_Your goal:_
Write out all of the data exactly as it appears.

Record extracts Start Marker

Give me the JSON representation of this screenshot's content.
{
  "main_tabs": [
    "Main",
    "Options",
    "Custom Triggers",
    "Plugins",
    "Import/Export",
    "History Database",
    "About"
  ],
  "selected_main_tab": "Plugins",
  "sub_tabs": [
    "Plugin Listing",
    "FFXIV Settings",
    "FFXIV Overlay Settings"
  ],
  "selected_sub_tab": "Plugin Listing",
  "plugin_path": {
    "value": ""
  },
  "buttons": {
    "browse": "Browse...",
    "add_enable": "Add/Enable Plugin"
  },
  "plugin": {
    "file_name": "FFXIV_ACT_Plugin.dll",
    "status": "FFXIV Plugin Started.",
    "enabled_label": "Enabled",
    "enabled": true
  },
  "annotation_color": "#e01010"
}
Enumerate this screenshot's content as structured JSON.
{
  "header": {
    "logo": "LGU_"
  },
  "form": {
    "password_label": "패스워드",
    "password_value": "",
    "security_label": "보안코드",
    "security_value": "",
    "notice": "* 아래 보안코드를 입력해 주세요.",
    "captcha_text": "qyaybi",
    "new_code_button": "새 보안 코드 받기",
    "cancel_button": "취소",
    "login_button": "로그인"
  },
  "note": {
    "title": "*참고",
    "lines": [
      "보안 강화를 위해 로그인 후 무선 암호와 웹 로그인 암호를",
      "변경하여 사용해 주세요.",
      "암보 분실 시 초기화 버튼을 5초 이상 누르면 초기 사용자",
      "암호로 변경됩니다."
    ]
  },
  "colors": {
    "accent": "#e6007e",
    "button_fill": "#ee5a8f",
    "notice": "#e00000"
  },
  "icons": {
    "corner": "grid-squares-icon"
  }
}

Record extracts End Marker

_Completed task:_
Give me the JSON representation of this screenshot's content.
{
  "main_tabs": [
    "Main",
    "Options",
    "Custom Triggers",
    "Plugins",
    "Import/Export",
    "History Database",
    "About"
  ],
  "selected_main_tab": "Plugins",
  "sub_tabs": [
    "Plugin Listing",
    "FFXIV Settings",
    "FFXIV Overlay Settings"
  ],
  "selected_sub_tab": "Plugin Listing",
  "plugin_path": {
    "value": ""
  },
  "buttons": {
    "browse": "Browse...",
    "add_enable": "Add/Enable Plugin"
  },
  "plugin": {
    "file_name": "FFXIV_ACT_Plugin.dll",
    "status": "FFXIV Plugin Started.",
    "enabled_label": "Enabled",
    "enabled": true
  },
  "annotation_color": "#e01010"
}
Enumerate this screenshot's content as structured JSON.
{
  "header": {
    "logo": "LGU_"
  },
  "form": {
    "password_label": "패스워드",
    "password_value": "",
    "security_label": "보안코드",
    "security_value": "",
    "notice": "* 아래 보안코드를 입력해 주세요.",
    "captcha_text": "qyaybi",
    "new_code_button": "새 보안 코드 받기",
    "cancel_button": "취소",
    "login_button": "로그인"
  },
  "note": {
    "title": "*참고",
    "lines": [
      "보안 강화를 위해 로그인 후 무선 암호와 웹 로그인 암호를",
      "변경하여 사용해 주세요.",
      "암보 분실 시 초기화 버튼을 5초 이상 누르면 초기 사용자",
      "암호로 변경됩니다."
    ]
  },
  "colors": {
    "accent": "#e6007e",
    "button_fill": "#ee5a8f",
    "notice": "#e00000"
  },
  "icons": {
    "corner": "grid-squares-icon"
  }
}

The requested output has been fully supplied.